Can zoloft cause more anxiety and depression even on a lower dose?
User rating for this question
Posted Tue, 21 Jan 2014 in General Health
Answered by Dr. Chobufo Ditah 3 hours later
Brief Answer: Unlikely for zooft to affect Valium activity Detailed Answer: Hi and thank you so much for trusting us with your health query. I am so sorry to hear about this feeling of persistence anxiety and depression despite being on Zoloft and valium. I hope we get to find something that works for you. Zoloft is drug that can be used for the treatment of anxiety and depression. It would be very unlikely that it causes more anxiety instead of relieving this. Also, it can in no way affect the normal activity of valium. Most of these drugs don't have a standard dose that work to the same extend in everybody. It needs a close monitoring to make sure you are receiving the maximum possible dose with no change before concluding it is not working well. In this case, adding another drug or switching to other drugs would be considered. What amount are you receiving daily? Maximum of 200mg are acceptable if the desired response is not achieved. My advice would be to review the medications with your treating doctor and make sure you are receiving the appropriate doses. If this is confirmed, then we shall try other drug cases in an attempt to identify what woks best for you. Other measures like behavioral therapy to help accompany you through out this treatment. I will not want to suggest any specific drugs but your psychiatrist should be able to walk you through the different options available to get your symptoms controlled. But, we have several different drugs that can be tried for this condition. I hope this helps. I wish you well. I wish you a speedy resolution of symptoms. Thanks for using our services and please feel free to ask for clarifications if need be. Dr. Ditah, MD.
Follow-up: Can zoloft cause more anxiety and depression even on a lower dose? 19 hours later
I am only taking 75 mg of the zoloft, when I try to go higher in doseage the side effects are so horrible. I am taking 7 1/2 mg of valuim but I don't feel the effect that should be calming me down. I am not sure but maybe I would like to try Effectsor, some say not and some say it helps. I feel that my life is in shambles and I live alone. I don't get to interacte very much do to the pain from all of the tension that is going on. Is there anything that can interfer with the medication that I should not be taking. I take vit. and suppliments but that is about it.
Answered by Dr. Chobufo Ditah 1 hour later
Brief Answer: Please, get your treatmentt evaluated.

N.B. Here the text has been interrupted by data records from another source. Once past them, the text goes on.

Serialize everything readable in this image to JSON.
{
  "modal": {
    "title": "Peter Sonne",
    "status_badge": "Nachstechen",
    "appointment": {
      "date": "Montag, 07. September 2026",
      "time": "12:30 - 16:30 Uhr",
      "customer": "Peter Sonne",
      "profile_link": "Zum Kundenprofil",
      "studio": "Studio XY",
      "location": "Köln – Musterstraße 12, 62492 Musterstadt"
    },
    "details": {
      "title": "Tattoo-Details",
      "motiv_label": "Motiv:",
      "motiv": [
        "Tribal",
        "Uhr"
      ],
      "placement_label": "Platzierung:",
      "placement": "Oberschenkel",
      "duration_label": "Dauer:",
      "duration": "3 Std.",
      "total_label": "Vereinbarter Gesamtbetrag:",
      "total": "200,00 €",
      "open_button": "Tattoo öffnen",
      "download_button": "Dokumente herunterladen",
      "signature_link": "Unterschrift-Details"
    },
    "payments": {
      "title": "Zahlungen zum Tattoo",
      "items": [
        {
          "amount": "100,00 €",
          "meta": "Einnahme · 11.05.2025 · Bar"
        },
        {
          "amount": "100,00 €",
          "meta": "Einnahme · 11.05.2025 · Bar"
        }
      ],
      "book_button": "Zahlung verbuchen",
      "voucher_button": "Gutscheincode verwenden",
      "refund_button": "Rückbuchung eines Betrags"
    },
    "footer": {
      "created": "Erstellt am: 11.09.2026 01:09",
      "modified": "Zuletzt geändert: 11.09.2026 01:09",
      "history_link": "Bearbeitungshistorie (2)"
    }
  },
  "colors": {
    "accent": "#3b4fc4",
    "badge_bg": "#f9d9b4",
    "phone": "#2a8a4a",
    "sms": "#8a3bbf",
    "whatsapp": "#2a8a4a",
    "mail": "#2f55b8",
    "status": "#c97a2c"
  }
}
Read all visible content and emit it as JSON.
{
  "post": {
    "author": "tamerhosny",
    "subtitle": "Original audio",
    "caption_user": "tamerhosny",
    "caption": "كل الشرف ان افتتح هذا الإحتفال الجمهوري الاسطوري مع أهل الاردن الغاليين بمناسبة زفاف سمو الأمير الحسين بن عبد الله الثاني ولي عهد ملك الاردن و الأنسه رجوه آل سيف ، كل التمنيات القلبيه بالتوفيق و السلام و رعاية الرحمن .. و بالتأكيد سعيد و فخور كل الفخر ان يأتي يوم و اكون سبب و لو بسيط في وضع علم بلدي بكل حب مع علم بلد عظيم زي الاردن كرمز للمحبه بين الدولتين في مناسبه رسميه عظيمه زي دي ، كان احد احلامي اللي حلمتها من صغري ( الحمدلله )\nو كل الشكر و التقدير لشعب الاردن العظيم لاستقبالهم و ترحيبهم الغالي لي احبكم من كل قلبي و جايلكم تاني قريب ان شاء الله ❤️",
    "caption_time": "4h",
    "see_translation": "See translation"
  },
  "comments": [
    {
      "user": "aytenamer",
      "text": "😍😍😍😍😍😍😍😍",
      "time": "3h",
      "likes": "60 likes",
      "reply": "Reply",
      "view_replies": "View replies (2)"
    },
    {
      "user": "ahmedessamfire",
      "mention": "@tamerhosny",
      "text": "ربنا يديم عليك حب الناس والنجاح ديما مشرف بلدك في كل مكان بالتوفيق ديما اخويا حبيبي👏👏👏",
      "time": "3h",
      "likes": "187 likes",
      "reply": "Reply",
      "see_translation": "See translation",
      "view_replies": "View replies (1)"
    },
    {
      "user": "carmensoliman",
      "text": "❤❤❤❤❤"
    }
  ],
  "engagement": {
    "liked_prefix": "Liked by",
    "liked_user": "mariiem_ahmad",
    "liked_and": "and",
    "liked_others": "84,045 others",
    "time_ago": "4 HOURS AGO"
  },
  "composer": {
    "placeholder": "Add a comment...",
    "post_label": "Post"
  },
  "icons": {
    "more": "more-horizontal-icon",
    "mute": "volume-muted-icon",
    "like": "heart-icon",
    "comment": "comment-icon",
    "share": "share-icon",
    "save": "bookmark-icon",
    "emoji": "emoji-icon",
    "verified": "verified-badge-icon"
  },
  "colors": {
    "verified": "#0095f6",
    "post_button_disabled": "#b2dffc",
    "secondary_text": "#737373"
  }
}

Detailed Answer: Hi and thank you so much for following up with me. If attempts to increased zoloft have resulted in terrible side effects, then I will suggest that you get this drug may be changed and another given in its place. I will allow your doctor to make this decision. About the Valium, there are many drugs that can do the same purpose. I have the feeling that your treatment has not been adequately monitored and the necessary changes ade. i wil suggest that you talk with your doctor and get your problem completely looked into. When treatment fails to achieve it goals, we have to look for alternative measures like changing drugs and or modifying doses or even questioning if we are treating the right condition. Have and honest discussion with you doctor about your condition, the challenges and what he plans as a way forward to you. Supplements are not likely going to interfere with the action of these drugs. Beside, supplements are not really needed unless you have a proven deficiency or your diet is judged imbalance. Give it a second though and don't take them unless you need them. Effexor may be a good alternative but only your response to treatment would be the best answer to this. I will allow your doctor to make the decision with you and follow up to evaluate. The most important thing is to have an honest discussion with your doctor. If he is not a psychiatrist, consider getting one on board. I hope it helps. I wish you well. Thanks. Dr. Ditah, MD.